Collaborative Divorce

Collaborative Divorce in Westlake Village

Out of Court Divorce Cases in Westlake Village & Thousand Oaks

Many people assume that divorce always involves aggressive litigation and courtroom battles over property division, child custody, spousal support, and other such issues, but this is not always the case. Many couples are able to dissolve their marriages by pursuing an out of court divorce. This means that they draft their own divorce agreement outside of the courtroom without litigation, only going to court once, usually through their attorneys, to present their agreement to a judge who can sign and enter their divorce judgment and finalize the divorce. This form of uncontested divorce is known as collaborative law.

Understanding the Process

By choosing collaborative law to obtain a divorce, both spouses must sign an agreement  to negotiate every aspect of their divorce agreement without litigation. The moment there is an irreconcilable disagreement on any issue, the case becomes contested and must go to court. Through collaborative law, each spouse retains their own divorce attorney schooled in the collaborative law process to counsel them through the negotiations and drafting of their collaborative agreement. Once the agreement is complete, the attorneys will present the written agreement to a judge to have the agreement signed and entered as a divorce judgment.

Looking for an experienced Thousand Oaks divorce attorney?

The sooner you retain a Westlake Village divorce lawyer from Richard Ross Associates, the better. Our firm proudly serves clients in Westlake Village and throughout the surrounding communities, including Thousand Oaks, Moorpark, CamarilloCalabasas, Woodland Hills, Oxnard, and Ventura. Our firm has over 30 years of family law experience and Attorney Ross is a California State Bar board-certified family law specialist, ensuring that your legal representation is more than capable of obtaining the results you need.

Contact our firm as soon as possible to learn whether or not collaborative law is the best option for your divorce case.


  • I heartily recommend him to anybody in need of a well qualified, results-oriented, family law specialist.

    “I would not hesitate to, again, retain the legal services of Richard Ross.”

  • Our family and our dignity have been restored.

    “Mr. Ross and his supportive, competent staff put their hearts into their work and literally turned our lives around.”

  • The results far exceeded my expectations.

    “The entire staff at Richard Ross Associates really helped me through my divorce and they were with me the whole way.”

  • Extremely thorough and professional!

    “Richard has helped me through a very difficult divorce and I can't say enough good things about him.”

  • Polite, caring, and quick to respond.

    “Richard Ross is a subject matter expert in the field of family law.”

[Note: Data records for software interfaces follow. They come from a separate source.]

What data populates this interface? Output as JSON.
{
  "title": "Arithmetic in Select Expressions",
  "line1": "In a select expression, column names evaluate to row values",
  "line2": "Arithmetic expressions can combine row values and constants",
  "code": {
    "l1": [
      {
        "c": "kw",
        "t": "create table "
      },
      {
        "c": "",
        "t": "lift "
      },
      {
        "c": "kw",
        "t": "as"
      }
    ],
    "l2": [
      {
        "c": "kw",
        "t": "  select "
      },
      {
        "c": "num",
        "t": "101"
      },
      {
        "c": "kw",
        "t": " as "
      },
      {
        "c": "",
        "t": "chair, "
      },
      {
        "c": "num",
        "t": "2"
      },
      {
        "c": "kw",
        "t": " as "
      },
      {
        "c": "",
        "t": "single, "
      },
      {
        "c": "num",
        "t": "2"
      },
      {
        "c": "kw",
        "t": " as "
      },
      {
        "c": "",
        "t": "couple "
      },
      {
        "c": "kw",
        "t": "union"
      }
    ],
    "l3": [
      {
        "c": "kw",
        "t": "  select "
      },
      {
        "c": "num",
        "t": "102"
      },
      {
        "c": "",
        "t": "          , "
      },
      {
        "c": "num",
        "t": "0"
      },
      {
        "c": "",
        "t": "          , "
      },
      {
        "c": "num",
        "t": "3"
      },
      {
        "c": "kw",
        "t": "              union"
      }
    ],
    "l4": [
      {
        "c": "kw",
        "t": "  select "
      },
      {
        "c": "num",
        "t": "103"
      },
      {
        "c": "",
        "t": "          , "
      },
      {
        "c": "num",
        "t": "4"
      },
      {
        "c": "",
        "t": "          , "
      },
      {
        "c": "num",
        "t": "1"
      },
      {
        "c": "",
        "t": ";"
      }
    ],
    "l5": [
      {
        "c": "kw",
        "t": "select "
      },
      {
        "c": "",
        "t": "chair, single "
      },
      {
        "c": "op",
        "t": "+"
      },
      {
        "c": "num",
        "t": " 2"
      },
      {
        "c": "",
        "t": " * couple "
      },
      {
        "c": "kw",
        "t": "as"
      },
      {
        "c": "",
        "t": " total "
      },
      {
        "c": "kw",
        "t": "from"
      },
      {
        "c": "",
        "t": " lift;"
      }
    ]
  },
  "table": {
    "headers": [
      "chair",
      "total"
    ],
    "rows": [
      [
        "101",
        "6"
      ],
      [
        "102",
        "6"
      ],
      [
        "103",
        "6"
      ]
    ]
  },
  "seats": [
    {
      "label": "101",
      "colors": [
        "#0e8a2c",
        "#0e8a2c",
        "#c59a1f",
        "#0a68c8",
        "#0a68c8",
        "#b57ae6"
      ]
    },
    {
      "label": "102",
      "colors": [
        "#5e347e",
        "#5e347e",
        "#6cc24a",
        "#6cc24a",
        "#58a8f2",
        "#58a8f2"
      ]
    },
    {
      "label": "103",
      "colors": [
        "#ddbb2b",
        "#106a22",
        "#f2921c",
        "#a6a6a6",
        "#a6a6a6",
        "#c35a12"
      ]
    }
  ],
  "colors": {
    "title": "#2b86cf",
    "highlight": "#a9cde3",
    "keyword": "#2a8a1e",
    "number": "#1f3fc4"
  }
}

  • This is very important: If you have separated from your spouse before one of you has filed for dissolution of marriage or legal separation, avoid agreeing to and placing into effect a temporary parenting plan arrangement regarding the children unless you will be able to live with this arrangement after the divorce papers have been filed. Once you begin a parenting plan that seems to be working, it becomes the "status quo." It is very difficult to convince a mediator or judge to change the status quo, especially if it is working or appears to be working and is not detrimental to the minor children.
  • If you have not received a judgment dissolving your marriage before the end of the year, you may file an individual tax return under the status of "married, filing separately" or a joint tax return with your spouse. You should consult your accountant as to the advantages of these options. You may obtain special information booklets regarding tax information for divorce or separated individuals from your local IRS office or read the IRS booklet online.
  • To file an action for divorce, also known as dissolution of marriage, a person must have resided in the state of California for six months and in the county where the action is filed for three months prior to filing the petition in court. This is true of either the petitioner or the respondent - either person can meet the test and allow a filing. If your spouse meets the residency requirement, you can file even if you do not meet it yourself.
  • The court can and usually will order you to move out of your residence if your spouse convinces the court that you have been violent toward your spouse or threatened your spouse. You could be given ex-parte notice to be in court the next day because your spouse is seeking an order to make you move out and stay out. You can be ordered to leave immediately and not return even if your spouse is not on the property title or lease agreement! Once you are ordered to leave, it is not likely that you will be allowed to return.
  • Before you get a divorce, photocopy all relevant financial documents that you can obtain and store them off-site with a trusted friend or relative. Do not store them in the trunk of your car where they can easily be found and removed by your spouse. There may be both personal and strategic reasons not to tip off your spouse that documents are being reviewed for a possible dissolution proceeding. Make copies of documents that you find in the residence and return the original documents to their original location as soon as possible so that your spouse won't notice that they are missing. It is often advisable to make the photocopies when you are sure your spouse is away for an extended time, such as during a workday. It is advisable to gather as many relevant financial documents as possible while they are still available and before they have been removed or destroyed by your spouse. This will significantly reduce the cost of divorce litigation if the documents do not have to be recovered later. It will also permit us to get a true picture of all community assets and debts as soon as possible.